WHAT TO DO >> For this exercise, write out each entry below exactly, omitting the images.
**** RECORDS FOR THE EXERCISE ****
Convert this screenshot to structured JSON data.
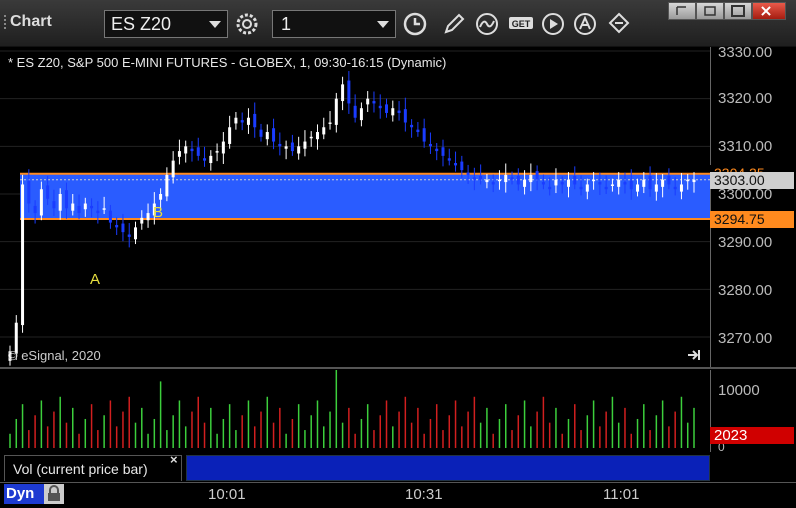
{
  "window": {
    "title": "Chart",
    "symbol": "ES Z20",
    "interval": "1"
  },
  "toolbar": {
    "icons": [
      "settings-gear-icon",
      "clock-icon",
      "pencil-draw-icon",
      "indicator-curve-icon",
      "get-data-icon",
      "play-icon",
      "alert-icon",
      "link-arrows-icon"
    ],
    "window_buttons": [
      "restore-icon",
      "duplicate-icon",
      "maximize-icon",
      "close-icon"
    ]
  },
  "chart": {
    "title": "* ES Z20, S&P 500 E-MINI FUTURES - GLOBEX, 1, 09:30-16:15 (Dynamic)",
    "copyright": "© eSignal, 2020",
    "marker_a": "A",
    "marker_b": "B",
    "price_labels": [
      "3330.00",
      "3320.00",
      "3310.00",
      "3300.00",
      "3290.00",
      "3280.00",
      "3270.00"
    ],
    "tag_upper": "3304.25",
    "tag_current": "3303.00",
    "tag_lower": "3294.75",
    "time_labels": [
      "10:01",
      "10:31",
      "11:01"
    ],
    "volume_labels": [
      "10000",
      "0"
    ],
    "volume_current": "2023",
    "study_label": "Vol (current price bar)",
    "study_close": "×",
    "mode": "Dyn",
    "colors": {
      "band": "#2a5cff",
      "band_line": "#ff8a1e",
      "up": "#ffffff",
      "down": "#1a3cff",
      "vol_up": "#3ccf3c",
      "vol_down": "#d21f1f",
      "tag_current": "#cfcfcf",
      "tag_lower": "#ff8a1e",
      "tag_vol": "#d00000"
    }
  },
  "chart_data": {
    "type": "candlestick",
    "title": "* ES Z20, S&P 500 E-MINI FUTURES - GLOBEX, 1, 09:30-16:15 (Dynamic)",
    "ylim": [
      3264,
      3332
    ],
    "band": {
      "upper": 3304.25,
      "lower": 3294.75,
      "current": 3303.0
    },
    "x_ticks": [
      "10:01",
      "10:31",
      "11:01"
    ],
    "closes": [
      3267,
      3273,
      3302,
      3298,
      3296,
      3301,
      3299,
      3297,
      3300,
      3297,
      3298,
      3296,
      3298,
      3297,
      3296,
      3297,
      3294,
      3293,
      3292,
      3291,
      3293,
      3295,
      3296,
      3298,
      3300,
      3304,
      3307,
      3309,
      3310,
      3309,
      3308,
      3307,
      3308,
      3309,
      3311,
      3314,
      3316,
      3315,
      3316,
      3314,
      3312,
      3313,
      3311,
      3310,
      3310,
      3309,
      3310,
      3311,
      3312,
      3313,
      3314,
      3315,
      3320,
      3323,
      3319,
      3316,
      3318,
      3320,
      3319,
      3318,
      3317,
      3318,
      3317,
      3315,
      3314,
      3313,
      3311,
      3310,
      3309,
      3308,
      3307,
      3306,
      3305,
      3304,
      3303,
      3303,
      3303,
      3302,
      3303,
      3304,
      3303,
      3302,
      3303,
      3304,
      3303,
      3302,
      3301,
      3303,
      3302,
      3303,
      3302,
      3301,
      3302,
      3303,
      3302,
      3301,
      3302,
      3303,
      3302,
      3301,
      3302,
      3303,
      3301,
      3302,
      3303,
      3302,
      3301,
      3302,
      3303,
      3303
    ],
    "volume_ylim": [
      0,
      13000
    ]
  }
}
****
RESULT OF THE TASK >>
Convert this screenshot to structured JSON data.
{
  "window": {
    "title": "Chart",
    "symbol": "ES Z20",
    "interval": "1"
  },
  "toolbar": {
    "icons": [
      "settings-gear-icon",
      "clock-icon",
      "pencil-draw-icon",
      "indicator-curve-icon",
      "get-data-icon",
      "play-icon",
      "alert-icon",
      "link-arrows-icon"
    ],
    "window_buttons": [
      "restore-icon",
      "duplicate-icon",
      "maximize-icon",
      "close-icon"
    ]
  },
  "chart": {
    "title": "* ES Z20, S&P 500 E-MINI FUTURES - GLOBEX, 1, 09:30-16:15 (Dynamic)",
    "copyright": "© eSignal, 2020",
    "marker_a": "A",
    "marker_b": "B",
    "price_labels": [
      "3330.00",
      "3320.00",
      "3310.00",
      "3300.00",
      "3290.00",
      "3280.00",
      "3270.00"
    ],
    "tag_upper": "3304.25",
    "tag_current": "3303.00",
    "tag_lower": "3294.75",
    "time_labels": [
      "10:01",
      "10:31",
      "11:01"
    ],
    "volume_labels": [
      "10000",
      "0"
    ],
    "volume_current": "2023",
    "study_label": "Vol (current price bar)",
    "study_close": "×",
    "mode": "Dyn",
    "colors": {
      "band": "#2a5cff",
      "band_line": "#ff8a1e",
      "up": "#ffffff",
      "down": "#1a3cff",
      "vol_up": "#3ccf3c",
      "vol_down": "#d21f1f",
      "tag_current": "#cfcfcf",
      "tag_lower": "#ff8a1e",
      "tag_vol": "#d00000"
    }
  },
  "chart_data": {
    "type": "candlestick",
    "title": "* ES Z20, S&P 500 E-MINI FUTURES - GLOBEX, 1, 09:30-16:15 (Dynamic)",
    "ylim": [
      3264,
      3332
    ],
    "band": {
      "upper": 3304.25,
      "lower": 3294.75,
      "current": 3303.0
    },
    "x_ticks": [
      "10:01",
      "10:31",
      "11:01"
    ],
    "closes": [
      3267,
      3273,
      3302,
      3298,
      3296,
      3301,
      3299,
      3297,
      3300,
      3297,
      3298,
      3296,
      3298,
      3297,
      3296,
      3297,
      3294,
      3293,
      3292,
      3291,
      3293,
      3295,
      3296,
      3298,
      3300,
      3304,
      3307,
      3309,
      3310,
      3309,
      3308,
      3307,
      3308,
      3309,
      3311,
      3314,
      3316,
      3315,
      3316,
      3314,
      3312,
      3313,
      3311,
      3310,
      3310,
      3309,
      3310,
      3311,
      3312,
      3313,
      3314,
      3315,
      3320,
      3323,
      3319,
      3316,
      3318,
      3320,
      3319,
      3318,
      3317,
      3318,
      3317,
      3315,
      3314,
      3313,
      3311,
      3310,
      3309,
      3308,
      3307,
      3306,
      3305,
      3304,
      3303,
      3303,
      3303,
      3302,
      3303,
      3304,
      3303,
      3302,
      3303,
      3304,
      3303,
      3302,
      3301,
      3303,
      3302,
      3303,
      3302,
      3301,
      3302,
      3303,
      3302,
      3301,
      3302,
      3303,
      3302,
      3301,
      3302,
      3303,
      3301,
      3302,
      3303,
      3302,
      3301,
      3302,
      3303,
      3303
    ],
    "volume_ylim": [
      0,
      13000
    ]
  }
}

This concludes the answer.